Source data:

□ □ □ □ □

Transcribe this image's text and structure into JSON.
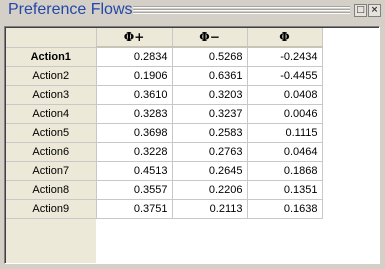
{
  "window": {
    "title": "Preference Flows",
    "restore_icon": "restore-icon",
    "restore_glyph": "□",
    "close_icon": "close-icon",
    "close_glyph": "×"
  },
  "table": {
    "columns": [
      "Φ+",
      "Φ−",
      "Φ"
    ],
    "rows": [
      {
        "label": "Action1",
        "values": [
          "0.2834",
          "0.5268",
          "-0.2434"
        ]
      },
      {
        "label": "Action2",
        "values": [
          "0.1906",
          "0.6361",
          "-0.4455"
        ]
      },
      {
        "label": "Action3",
        "values": [
          "0.3610",
          "0.3203",
          "0.0408"
        ]
      },
      {
        "label": "Action4",
        "values": [
          "0.3283",
          "0.3237",
          "0.0046"
        ]
      },
      {
        "label": "Action5",
        "values": [
          "0.3698",
          "0.2583",
          "0.1115"
        ]
      },
      {
        "label": "Action6",
        "values": [
          "0.3228",
          "0.2763",
          "0.0464"
        ]
      },
      {
        "label": "Action7",
        "values": [
          "0.4513",
          "0.2645",
          "0.1868"
        ]
      },
      {
        "label": "Action8",
        "values": [
          "0.3557",
          "0.2206",
          "0.1351"
        ]
      },
      {
        "label": "Action9",
        "values": [
          "0.3751",
          "0.2113",
          "0.1638"
        ]
      }
    ],
    "selected_row": "Action1"
  }
}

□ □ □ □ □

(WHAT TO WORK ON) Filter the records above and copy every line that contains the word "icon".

(EXERCISE RESULT)
    "restore_icon": "restore-icon",
    "close_icon": "close-icon",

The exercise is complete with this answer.